  7. Put the device in low-power mode by deasserting the EN pin or setting the STANDBY bit.

I'd greatly appreciate your help regarding this. Thank you.

  • Hi, Marx,

    Welcome to E2E and thank you for your interest in our products!

    We have some examples of registers configuration for ERM load. However, you would need to translate it to your programming language (in this case, Phyton).

    DRV2605L_ERM_AutoCalibration.txt

    This is a basic example for an auto-calibration. You should be able to see how the DRV2605L runs the auto-calibration for a small period of time. Your ERM load should work during this period.

    If this configuration works, this would mean that the DRV2605L connections are all correct and we can proceed with another functions such the library effects.

    Please let me know if you have questions or comments on this.

    Best regards,
    Luis Fernando Rodríguez S.
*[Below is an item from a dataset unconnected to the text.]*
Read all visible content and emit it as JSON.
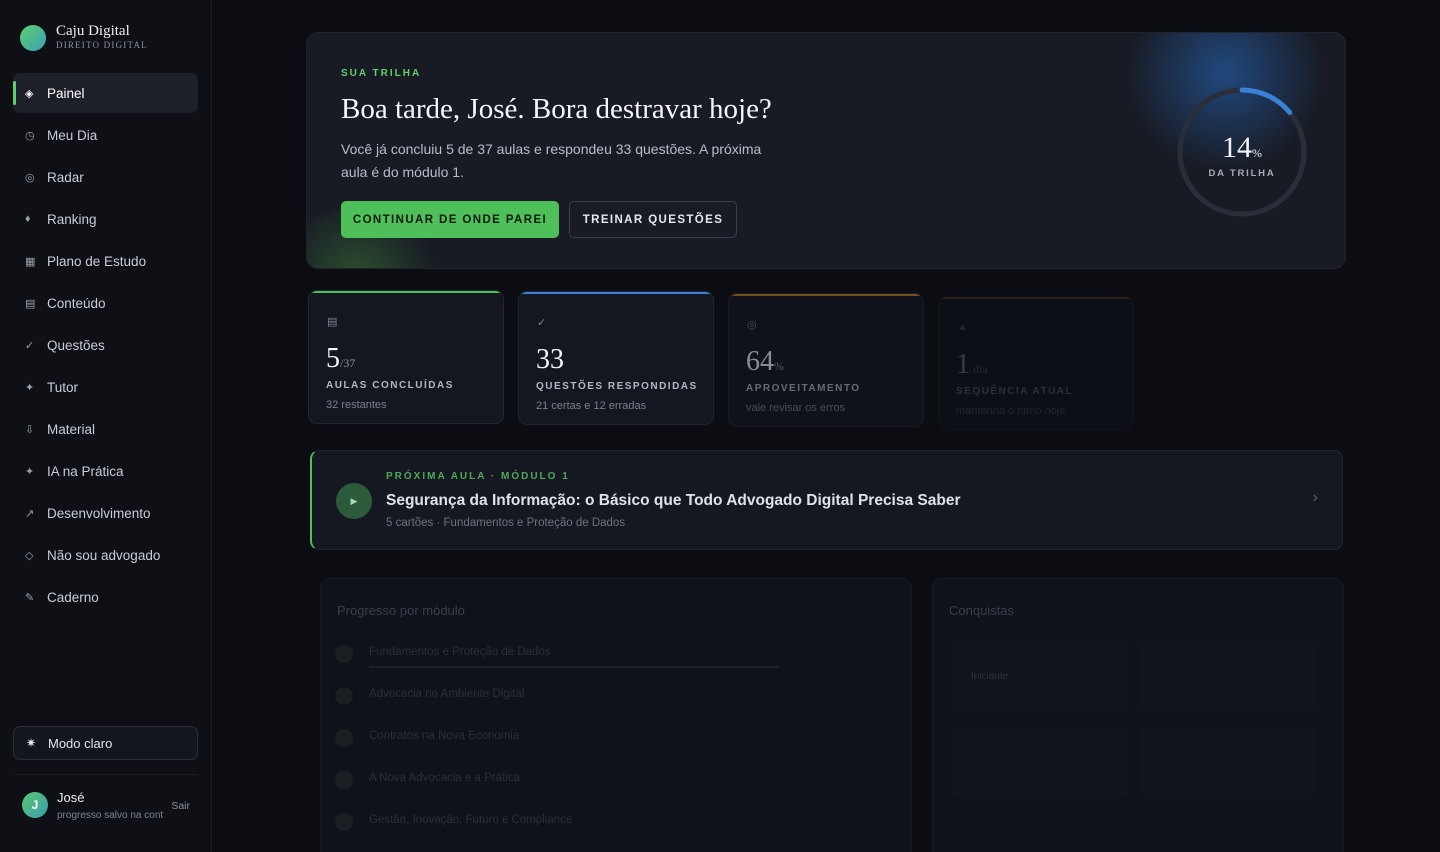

  • In reply to Luis Fernando Rodriguez S.:

    Hi Luis,

    Thanks! But what should I do with the info that you provided in the TXT document?

    a) Should I execute write commands using the registers and the data listed in the document that you gave, one after the other? Or:
    b) Should I try to use the info that you gave to follow the steps in the initialization procedure and the typical usage procedure (which I find very, very confusing)?
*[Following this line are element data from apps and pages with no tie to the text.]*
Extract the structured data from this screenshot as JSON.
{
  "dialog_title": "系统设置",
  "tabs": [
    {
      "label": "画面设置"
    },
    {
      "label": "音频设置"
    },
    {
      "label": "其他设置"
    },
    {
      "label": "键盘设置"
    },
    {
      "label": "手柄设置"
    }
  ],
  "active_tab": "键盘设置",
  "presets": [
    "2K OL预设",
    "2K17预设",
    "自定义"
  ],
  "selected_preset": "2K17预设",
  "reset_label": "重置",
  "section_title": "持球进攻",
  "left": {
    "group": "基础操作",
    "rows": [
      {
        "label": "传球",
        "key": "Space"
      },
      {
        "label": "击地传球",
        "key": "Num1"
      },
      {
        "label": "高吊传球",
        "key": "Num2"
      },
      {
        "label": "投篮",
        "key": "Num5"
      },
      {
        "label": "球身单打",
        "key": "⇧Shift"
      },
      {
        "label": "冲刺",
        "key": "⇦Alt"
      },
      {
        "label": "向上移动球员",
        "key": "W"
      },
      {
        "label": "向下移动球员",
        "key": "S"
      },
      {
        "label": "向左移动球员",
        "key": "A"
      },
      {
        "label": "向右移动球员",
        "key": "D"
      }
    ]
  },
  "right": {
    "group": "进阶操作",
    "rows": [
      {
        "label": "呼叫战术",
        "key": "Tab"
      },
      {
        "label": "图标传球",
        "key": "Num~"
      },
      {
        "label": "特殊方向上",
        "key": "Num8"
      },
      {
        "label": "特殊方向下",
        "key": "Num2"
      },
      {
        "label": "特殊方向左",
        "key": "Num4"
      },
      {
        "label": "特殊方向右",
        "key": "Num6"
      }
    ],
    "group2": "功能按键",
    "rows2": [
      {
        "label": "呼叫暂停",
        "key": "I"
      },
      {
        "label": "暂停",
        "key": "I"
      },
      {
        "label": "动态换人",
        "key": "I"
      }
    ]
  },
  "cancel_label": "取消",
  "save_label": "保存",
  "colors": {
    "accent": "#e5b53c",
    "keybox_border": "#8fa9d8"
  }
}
    NOTE: I'd really appreciate it if you can give me the step by step commands to execute to complete the initialization and auto calibration and typical usage procedures (I have no problem translating what you give me to Python) ...

    Looking forward to your help. Thank you.

  • In reply to Marx Vergel Melencio:

    Hi, Marx,

    The TXT document contains the registers dump to initialize the auto-calibration. I also prepared the registers commands in the suggested order to perform an auto-calibration and another one that enables the waveform sequencer. I hope you find them useful for your application.

    Please notice that there are some code lines that depend of the ERM characteristics such the Rated Voltage and the Overdrive Clamp Voltage. They must be configured according to the actuator datasheet.

    DRV2605L_Registers_Code_Auto_Calibration_ERM.txt

    DRV2605L_Registers_Code_ERM_Waveform_Sequencer.txt

    Best regards,
    Luis Fernando Rodríguez S.

  • In reply to Luis Fernando Rodriguez S.:

    Thanks, Luis! I'll test these out and will update this thread. Have a great day!  :)